"It was a really good experience," the 26-year-old said. "When I went out there, I didn't actually physically train with Jon myself, but I was on the mats with him, me and Jack Marshman flew out there, Jack had a fight coming up, and it was around about the same time that Jon was training for his rematch with DC, so as you can imagine the buzz about the gym at the time was insane.
"And yeah, I picked loads up like, what it opened to my eyes to... at the time, back in Wales, I was probably running like a 5k run in the morning and training at night and I considered myself a full-time athlete.
"But then to go out there and see the gym open 24 hours a day, and, you know, it wasn't until I went out there, that I appreciated how many hours and how much you can actually get done in one day.
"You know, you watch people like Jon and the other pros there, they spar in the morning, then they're doing something straight after that, and then they're off running, they're back at night to do the techniques and they get in like four or five sessions a day.
"Don't get me wrong, I learned great techniques out there, great striking techniques, great wrestling, great grappling techniques, but the main thing is it sort of opened up my mindset and flipped my mindset a lot.
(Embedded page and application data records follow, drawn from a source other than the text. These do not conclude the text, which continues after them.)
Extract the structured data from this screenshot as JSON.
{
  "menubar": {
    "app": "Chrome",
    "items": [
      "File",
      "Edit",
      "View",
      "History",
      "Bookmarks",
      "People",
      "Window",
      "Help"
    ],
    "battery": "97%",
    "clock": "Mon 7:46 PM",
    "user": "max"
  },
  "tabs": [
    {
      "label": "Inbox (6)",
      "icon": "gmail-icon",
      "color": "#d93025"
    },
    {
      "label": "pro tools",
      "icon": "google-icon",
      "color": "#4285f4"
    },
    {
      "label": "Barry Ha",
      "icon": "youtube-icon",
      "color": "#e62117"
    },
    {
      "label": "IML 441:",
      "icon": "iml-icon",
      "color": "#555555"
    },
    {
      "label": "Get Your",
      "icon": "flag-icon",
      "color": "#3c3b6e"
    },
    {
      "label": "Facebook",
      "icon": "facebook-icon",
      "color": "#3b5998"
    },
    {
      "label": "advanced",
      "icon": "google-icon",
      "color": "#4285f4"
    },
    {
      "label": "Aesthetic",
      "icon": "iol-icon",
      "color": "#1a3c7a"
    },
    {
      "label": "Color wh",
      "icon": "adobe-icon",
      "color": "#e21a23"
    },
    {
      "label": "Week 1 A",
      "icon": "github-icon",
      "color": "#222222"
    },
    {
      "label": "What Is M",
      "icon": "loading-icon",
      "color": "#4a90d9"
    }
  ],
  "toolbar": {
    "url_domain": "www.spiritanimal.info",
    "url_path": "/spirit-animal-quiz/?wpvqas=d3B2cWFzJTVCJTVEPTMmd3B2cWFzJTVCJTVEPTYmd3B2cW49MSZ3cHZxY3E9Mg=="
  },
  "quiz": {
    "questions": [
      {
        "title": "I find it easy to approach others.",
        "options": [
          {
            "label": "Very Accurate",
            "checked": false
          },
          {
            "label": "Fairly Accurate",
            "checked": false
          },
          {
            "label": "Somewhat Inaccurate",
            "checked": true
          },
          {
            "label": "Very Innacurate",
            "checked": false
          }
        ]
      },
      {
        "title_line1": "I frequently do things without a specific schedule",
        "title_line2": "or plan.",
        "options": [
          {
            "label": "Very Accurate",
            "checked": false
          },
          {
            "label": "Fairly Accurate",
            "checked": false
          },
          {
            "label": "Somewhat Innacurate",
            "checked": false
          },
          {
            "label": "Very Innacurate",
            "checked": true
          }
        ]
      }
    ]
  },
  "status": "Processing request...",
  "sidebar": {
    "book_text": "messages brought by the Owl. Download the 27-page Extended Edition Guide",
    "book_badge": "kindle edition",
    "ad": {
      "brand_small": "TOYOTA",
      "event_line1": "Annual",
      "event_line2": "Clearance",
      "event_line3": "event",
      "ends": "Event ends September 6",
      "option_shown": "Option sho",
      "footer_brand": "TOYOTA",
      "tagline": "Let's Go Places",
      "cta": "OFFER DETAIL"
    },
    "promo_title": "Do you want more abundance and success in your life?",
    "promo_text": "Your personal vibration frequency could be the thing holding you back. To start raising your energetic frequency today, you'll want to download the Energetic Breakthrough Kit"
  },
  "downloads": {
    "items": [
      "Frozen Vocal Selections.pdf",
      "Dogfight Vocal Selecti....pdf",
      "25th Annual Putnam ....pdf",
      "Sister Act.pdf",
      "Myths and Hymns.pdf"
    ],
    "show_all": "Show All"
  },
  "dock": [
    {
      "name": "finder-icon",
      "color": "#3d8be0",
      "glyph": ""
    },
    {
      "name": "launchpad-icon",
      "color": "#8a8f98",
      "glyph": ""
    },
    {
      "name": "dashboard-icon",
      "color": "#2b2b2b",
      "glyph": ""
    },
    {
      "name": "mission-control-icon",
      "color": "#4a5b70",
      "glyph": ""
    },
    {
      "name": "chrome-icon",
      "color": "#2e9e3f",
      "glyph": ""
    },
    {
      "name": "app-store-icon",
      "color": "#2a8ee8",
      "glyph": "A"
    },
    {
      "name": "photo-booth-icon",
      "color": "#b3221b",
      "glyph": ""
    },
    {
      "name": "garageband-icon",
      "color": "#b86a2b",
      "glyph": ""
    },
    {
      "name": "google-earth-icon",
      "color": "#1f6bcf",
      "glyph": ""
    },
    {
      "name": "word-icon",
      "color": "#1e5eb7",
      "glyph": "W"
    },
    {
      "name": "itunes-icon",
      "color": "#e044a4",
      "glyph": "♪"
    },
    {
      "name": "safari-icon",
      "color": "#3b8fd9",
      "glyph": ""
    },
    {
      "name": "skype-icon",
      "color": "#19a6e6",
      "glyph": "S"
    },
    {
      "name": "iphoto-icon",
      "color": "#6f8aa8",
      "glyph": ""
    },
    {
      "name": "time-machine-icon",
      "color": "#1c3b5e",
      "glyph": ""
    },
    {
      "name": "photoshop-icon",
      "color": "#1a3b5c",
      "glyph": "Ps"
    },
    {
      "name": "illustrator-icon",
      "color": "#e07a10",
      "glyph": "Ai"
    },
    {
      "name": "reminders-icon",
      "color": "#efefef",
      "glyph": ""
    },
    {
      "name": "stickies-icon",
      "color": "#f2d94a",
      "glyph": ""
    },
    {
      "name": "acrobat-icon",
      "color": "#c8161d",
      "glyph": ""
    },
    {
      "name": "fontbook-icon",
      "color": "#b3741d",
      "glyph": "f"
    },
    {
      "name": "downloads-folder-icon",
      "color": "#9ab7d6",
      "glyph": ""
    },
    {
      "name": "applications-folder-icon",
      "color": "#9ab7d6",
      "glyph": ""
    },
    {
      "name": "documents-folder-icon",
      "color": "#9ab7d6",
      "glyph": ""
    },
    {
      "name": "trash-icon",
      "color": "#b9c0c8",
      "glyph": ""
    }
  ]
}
"You've got this many hours in the day, there's no reason why I can't be doing more than just my run in the morning, just my sparring in the night, there's plenty of hours for me to recover and go again and recover and go again.
"Ever since I've come back from Albuquerque about five years ago now almost - I think it is actually five years ago this month I came back - I've trained three or four times a day ever since because I remember looking at those guys and thinking, 'Skills-wise, I know I'm not far behind these guys', but I remember thinking, 'I'm not training the way I need to be training, I can't just be satisfied with running in the morning and training at night, I need to make sure I'm doing the bits in-between, my S&C, you know, my striking sessions, my grappling sessions'.
"So, you know, it was a real eye opener on that front as well, and obviously living in the gym, living in the dorms, the buzz, constantly being around the fighters, meeting people from all over the world who were on the same sort of journey as me. It was just a great month or so for me and Jack and if anyone can get out there and experience it for a month it's definitely worth it."
Shore currently competes in the men's bantamweight division, where he has stopped all but one of his opponents so far to date. He won his first UFC fight in 2019 against Nohelin Hernandez with a rear naked choke at 2 minutes and 51 seconds of round number three.
Just don't expect him to face Petr Yan anytime soon; not that he would shy away from the challenge, however; quite the contrary, in fact.
"I've got to be realistic; with where he is and where I am, there's a long list of guys in between, and there's probably a long list of guys right on my coattails who want to be where I want to be as well," Shore said. "I could be cocky and say, 'I'm going to be fighting for the belt within a year', but we've got to be realistic.
"First thing for me is to get that ranking; once I get that name and get that win against a guy who's ranked, then I can really sit down and look at, 'Right, what is my path to fighting for that belt?'
"I'd like to say in two-to-three years I'll probably be in the mix with those guys in the top five, you know, I'm doing really well so far, and I just want to get that ranking now, that's my short-term goal.
"Get a guy who's ranked, get that number next to my name, and then start to progress from there and, you know, then it really does become fighting those guys who I grew up watching, like TJ Dillashaw, Cody Garbrandt, Rob Font, those type of guys.
"I remember being at shows with Jack Marshman and those guys have been warming up and I'd nudge him and be like, 'Look, it's what's-his-name over there', and now I'm in the same division as them.
"I look forward to it, you know, it's not going to be long, keep going the way I'm going, then I won't be a million miles off. I'm happy to fight anyone."News Now - Sport News